were found. (Other culturally protectionist nations include Turkey, Greece and, in the case of the Lewis Chessmen, Scotland.)

There are several stock reasons why this may not be true. First, they may not be safe because museums there cannot offer appropriate physical conditions or security. The celebrated Lydian Hoard was repatriated from the US to Turkey only for several of the most valuable bits to disappear. And they may be exploited by political leaders to legitimise their governments. The most disgusting recent example was Saddam Hussein using Iraqi archaeological museums to pass himself off as a latter-day Nebuchadnezzar.

Neither of these situations applies in Egypt, where President Hosni Mubarak has no pretensions to reinvent himself as Tutankhamun, and millions flock annually to Cairo’s Museum of Egyptian Antiquities, though last year my partner only avoided queuing for three hours to get in by bribing a taxi driver.

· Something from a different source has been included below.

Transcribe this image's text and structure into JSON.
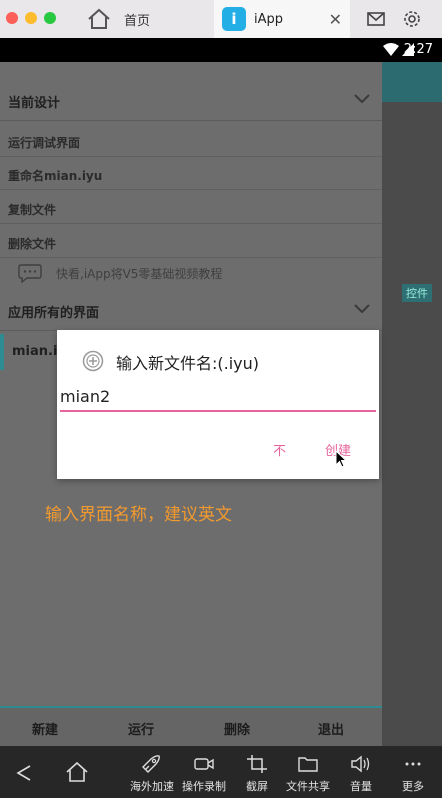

However, there is a much bigger point that needs to be made.

Dr Hawass justifies both his extensive shopping list and the ever-stricter controls and restrictions placed on foreign archaeologists in Egypt like this: “We are the descendants of the pharaohs. If you look at the faces of the people of Upper Egypt, the relationship between modern and ancient Egypt is very clear.” Frankly, this is nonsense. The stone derives from the Hellenistic era. At the time it was found, Egypt was part of the Ottoman Empire and Egyptian historians were more interested in Islamic history. That’s why the Rosetta Stone was being used as building material.

Egyptology (and Egyptophilia) were western European inventions. The fame of the Rosetta Stone owes far more to the Enlightenment than 19th-century Egypt. Without it, the stone would be no more than a curiosity.

As Dr James Cuno puts it in his book Who Owns Antiquity?, without western discovery and study of artefacts such as the Rosetta Stone, “Egyptology would not exist and Egyptians would not know to claim it as theirs”. So, if anyone is guilty of cultural imperialism in this argument, it is Dr Hawass.

As in so many of these cases – the Elgin Marbles is another example – the current rulers of these countries have little in common with the creators of the objects they claim to own. Besides, it assumes a very fixed, false notion of culture, a 1066 and All That version of history in which one thing comes after another.

The reality is a continual process of migration, amalgamation and disintegration. It’s understandable that Greece, Italy and Egypt don’t want all and sundry despoiling their archaeological sites, which is why the 1970 UN agreement making newly unearthed artefacts the property of their country of origin was necessary.

Where objects such as the Sioux ghost shirt, once displayed in Kelvingrove, have a huge emotional significance, repatriation is simply the decent thing to do.

But it’s quite wrong to translate that as meaning that a country has sole rights to investigate its past and hoard its treasures. The notion that Egyptians understand their own past in a way others cannot is completely spurious. In fact, if there was ever an instance of an object that belongs to the world, rather than a country, the Rosetta Stone is it.

As Richard Parkinson, assistant keeper of Egyptian Antiquities at the British Museum, puts it: “It has turned from the booty of conflict into a symbol of cross-cultural understanding.” As Alan Price and Georgie Fame might have sung: “Rosetta, you are better where you are.”